For every development more jobs are created and economic activity increases. The U.S. Offshore Wind Power Economic Impact Assessment states that offshore wind is forecasted to create nearly 83,000 jobs across an estimated 74 occupations in the U.S. by 2030, with over 23,000 of those jobs being permanent, full-time jobs that will exist once the projects are fully constructed and operational. These jobs include electricians, welders, turbine technicians, longshoremen, truck drivers, crane operators, ironworkers, pipefitters, pile drivers, engineers, mechanics, scientists, and offshore equipment and vessel operators.

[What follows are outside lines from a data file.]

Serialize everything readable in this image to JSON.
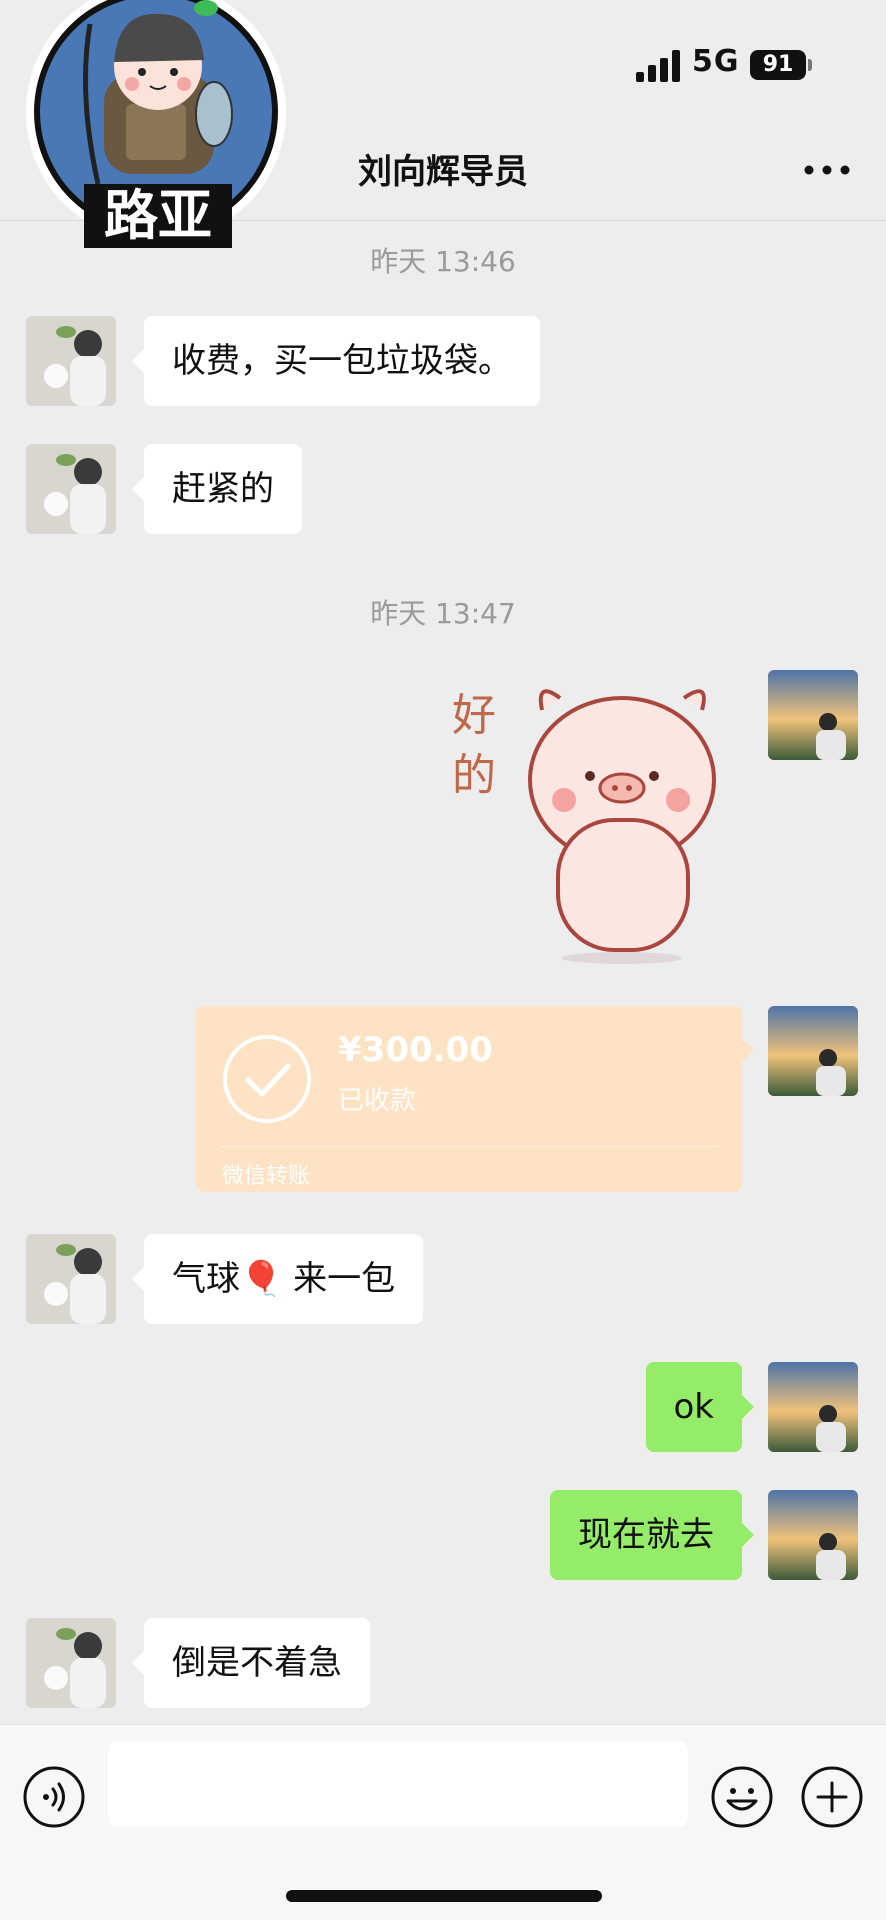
{
  "status_bar": {
    "network": "5G",
    "battery": "91",
    "signal_icon": "signal-bars-icon"
  },
  "sticker": {
    "text": "路亚"
  },
  "header": {
    "title": "刘向辉导员",
    "more_icon": "more-dots-icon"
  },
  "chat": {
    "timestamps": [
      "昨天 13:46",
      "昨天 13:47"
    ],
    "messages": [
      {
        "side": "left",
        "text": "收费，买一包垃圾袋。"
      },
      {
        "side": "left",
        "text": "赶紧的"
      },
      {
        "side": "right",
        "type": "sticker",
        "sticker_text": "好的"
      },
      {
        "side": "right",
        "type": "transfer",
        "amount": "¥300.00",
        "status": "已收款",
        "footer": "微信转账"
      },
      {
        "side": "left",
        "text": "气球🎈 来一包"
      },
      {
        "side": "right",
        "text": "ok"
      },
      {
        "side": "right",
        "text": "现在就去"
      },
      {
        "side": "left",
        "text": "倒是不着急"
      }
    ]
  },
  "input_bar": {
    "voice_icon": "voice-icon",
    "input_value": "",
    "emoji_icon": "emoji-icon",
    "plus_icon": "plus-icon"
  },
  "colors": {
    "bubble_right": "#95ec69",
    "bubble_left": "#ffffff",
    "background": "#ededed",
    "transfer": "#fde2c3"
  }
}
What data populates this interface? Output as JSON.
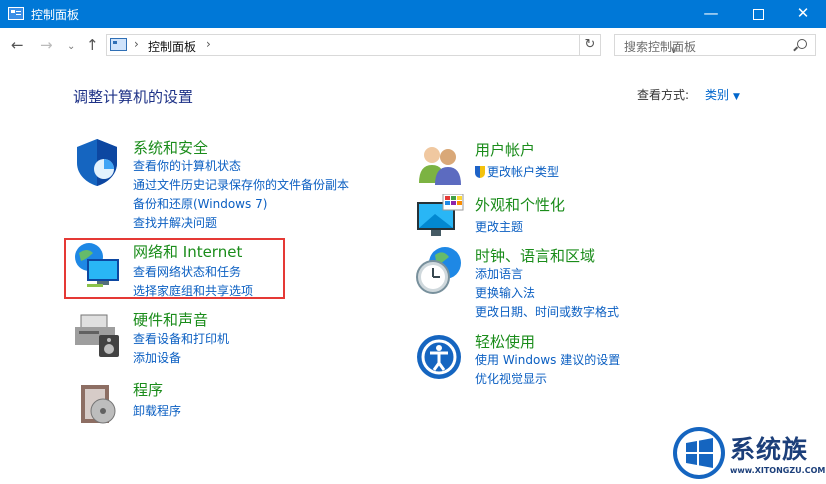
{
  "window": {
    "title": "控制面板"
  },
  "address": {
    "crumb": "控制面板"
  },
  "search": {
    "placeholder": "搜索控制面板"
  },
  "page_title": "调整计算机的设置",
  "view_by": {
    "label": "查看方式:",
    "value": "类别"
  },
  "categories": [
    {
      "title": "系统和安全",
      "links": [
        "查看你的计算机状态",
        "通过文件历史记录保存你的文件备份副本",
        "备份和还原(Windows 7)",
        "查找并解决问题"
      ]
    },
    {
      "title": "网络和 Internet",
      "links": [
        "查看网络状态和任务",
        "选择家庭组和共享选项"
      ]
    },
    {
      "title": "硬件和声音",
      "links": [
        "查看设备和打印机",
        "添加设备"
      ]
    },
    {
      "title": "程序",
      "links": [
        "卸载程序"
      ]
    },
    {
      "title": "用户帐户",
      "links": [
        "更改帐户类型"
      ]
    },
    {
      "title": "外观和个性化",
      "links": [
        "更改主题"
      ]
    },
    {
      "title": "时钟、语言和区域",
      "links": [
        "添加语言",
        "更换输入法",
        "更改日期、时间或数字格式"
      ]
    },
    {
      "title": "轻松使用",
      "links": [
        "使用 Windows 建议的设置",
        "优化视觉显示"
      ]
    }
  ],
  "watermark": {
    "name": "系统族",
    "url": "www.XITONGZU.COM"
  },
  "colors": {
    "titlebar": "#0078d7",
    "category_heading": "#1a8c1a",
    "link": "#0b5fc2",
    "highlight_box": "#e53935"
  }
}
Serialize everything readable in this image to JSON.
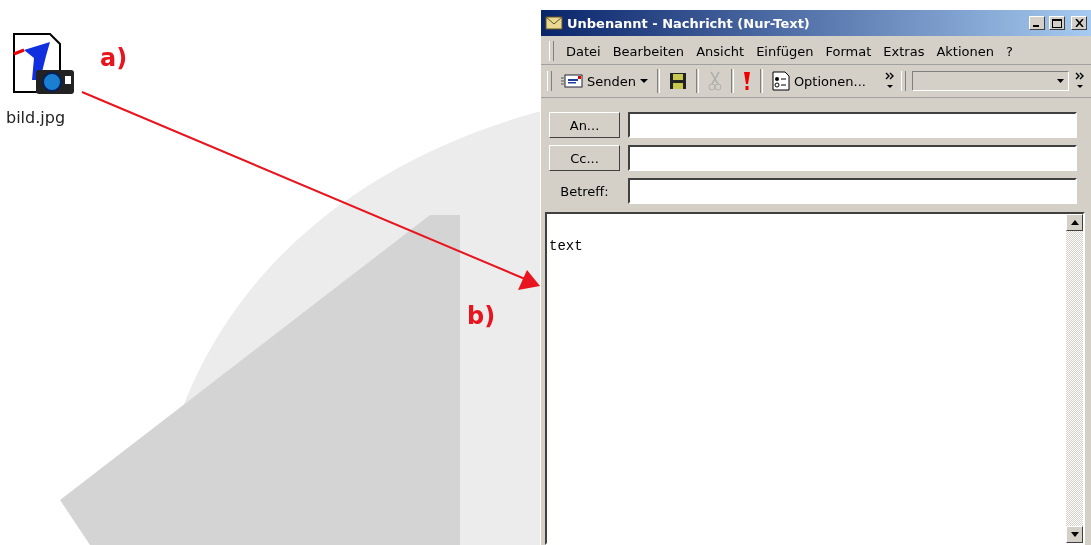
{
  "desktop": {
    "icon": {
      "label": "bild.jpg"
    },
    "annotations": [
      {
        "label": "a)"
      },
      {
        "label": "b)"
      }
    ]
  },
  "window": {
    "title": "Unbenannt - Nachricht (Nur-Text)"
  },
  "menu": [
    "Datei",
    "Bearbeiten",
    "Ansicht",
    "Einfügen",
    "Format",
    "Extras",
    "Aktionen",
    "?"
  ],
  "toolbar": [
    {
      "kind": "send",
      "label": "Senden",
      "disabled": false
    },
    {
      "kind": "save",
      "disabled": false
    },
    {
      "kind": "cut",
      "disabled": true
    },
    {
      "kind": "priority",
      "disabled": false
    },
    {
      "kind": "options",
      "label": "Optionen...",
      "disabled": false
    }
  ],
  "address_fields": [
    {
      "kind": "button",
      "label": "An..."
    },
    {
      "kind": "button",
      "label": "Cc..."
    },
    {
      "kind": "label",
      "label": "Betreff:"
    }
  ],
  "body": {
    "value": "text"
  }
}
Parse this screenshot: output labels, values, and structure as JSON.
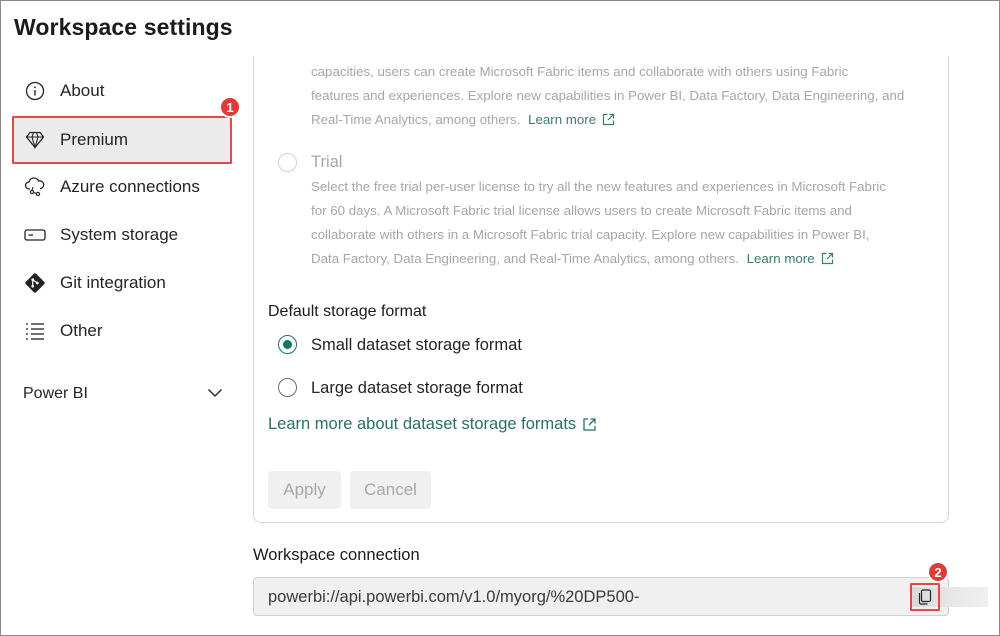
{
  "window": {
    "title": "Workspace settings"
  },
  "sidebar": {
    "items": [
      {
        "label": "About",
        "icon": "info-icon"
      },
      {
        "label": "Premium",
        "icon": "diamond-icon",
        "selected": true
      },
      {
        "label": "Azure connections",
        "icon": "cloud-network-icon"
      },
      {
        "label": "System storage",
        "icon": "storage-drive-icon"
      },
      {
        "label": "Git integration",
        "icon": "git-icon"
      },
      {
        "label": "Other",
        "icon": "list-icon"
      }
    ],
    "section": {
      "label": "Power BI",
      "icon": "chevron-down-icon"
    }
  },
  "annotations": {
    "badge1": "1",
    "badge2": "2"
  },
  "license": {
    "fabric_text_lines": [
      "capacities, users can create Microsoft Fabric items and collaborate with others using Fabric",
      "features and experiences. Explore new capabilities in Power BI, Data Factory, Data Engineering, and",
      "Real-Time Analytics, among others."
    ],
    "fabric_learn_more": "Learn more",
    "trial_label": "Trial",
    "trial_text_lines": [
      "Select the free trial per-user license to try all the new features and experiences in Microsoft Fabric",
      "for 60 days. A Microsoft Fabric trial license allows users to create Microsoft Fabric items and",
      "collaborate with others in a Microsoft Fabric trial capacity. Explore new capabilities in Power BI,",
      "Data Factory, Data Engineering, and Real-Time Analytics, among others."
    ],
    "trial_learn_more": "Learn more"
  },
  "storage": {
    "heading": "Default storage format",
    "options": [
      {
        "label": "Small dataset storage format",
        "checked": true
      },
      {
        "label": "Large dataset storage format",
        "checked": false
      }
    ],
    "learn_more": "Learn more about dataset storage formats"
  },
  "buttons": {
    "apply": "Apply",
    "cancel": "Cancel"
  },
  "connection": {
    "heading": "Workspace connection",
    "value": "powerbi://api.powerbi.com/v1.0/myorg/%20DP500-",
    "copy_icon": "copy-icon"
  },
  "colors": {
    "accent": "#117865",
    "annotation": "#e03c37",
    "link": "#2b6e66"
  }
}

“Offshore wind farms have the potential to generate thousands of new jobs and billions of dollars in annual economic impact ranging from port development to construction, maintenance, and repair jobs, and supply-chain jobs.” said John Polimeni, City Councilman Schenectady, NY, Associate Professor of Economics. “These new jobs, including health and retirement benefits, would spur economic growth by creating more disposable income that will be spent in the housing sector and stores, restaurants and bars in the surrounding areas creating a multiplier effect that would benefit thousands more, as well as the increased tax revenues to state and local municipalities that can be used for further economic development in infrastructure and other projects.”
In 2020 alone, more than $31.7 billion of investments were made in new offshore wind assets in Europe.
Nineteen of the 29 states with offshore wind potential have the technical capacity to produce more electricity from offshore wind than they used in 2019. And 11 of them have the technical capacity to produce more electricity than they would use in 2050 if the country electrified homes and commercial buildings, transportation and industry.
As of 2021, there were only two operational offshore wind projects in U.S. waters with a total of seven turbines. The Block Island Wind Farm off the coast of Rhode Island became operational in 2016 with five turbines that generate approximately 30 MW. A second project, the Coastal Virginia Offshore Wind pilot project — a 12 MW wind farm off the coast of Virginia—became operational in June 2020 and consists of only two turbines in federal waters.
Former President Trump’s executive order, which Biden revoked, stalled offshore wind developments. Now that the Biden administration has established its future in the U.S.A. it’s clear BOEM needs to issue more leases.
The future increased electrical need—
The United Nations Intergovernmental Panel on Climate Change (IPCC) report said, in order to save the planet from catastrophic weather extremes, countries must stop using fossil fuels. The necessity to have more clean energy resources will expand as we build out our electric systems to accommodate electric heating and electric transportation. That’s where increased offshore wind farms will be needed. America should start planning on more leases now.
Offshore wind power is also expected to play a key role not only in decarbonizing power grids but also in providing the renewable electricity needed for making “green” fuels like hydrogen for cargo shipping, aviation and steelmaking.
An analysis by BloombergNEF says offshore wind power around the world is on track to hit 504 gigawatts in cumulative installations by 2035, a tenfold increase from last year’s record numbers.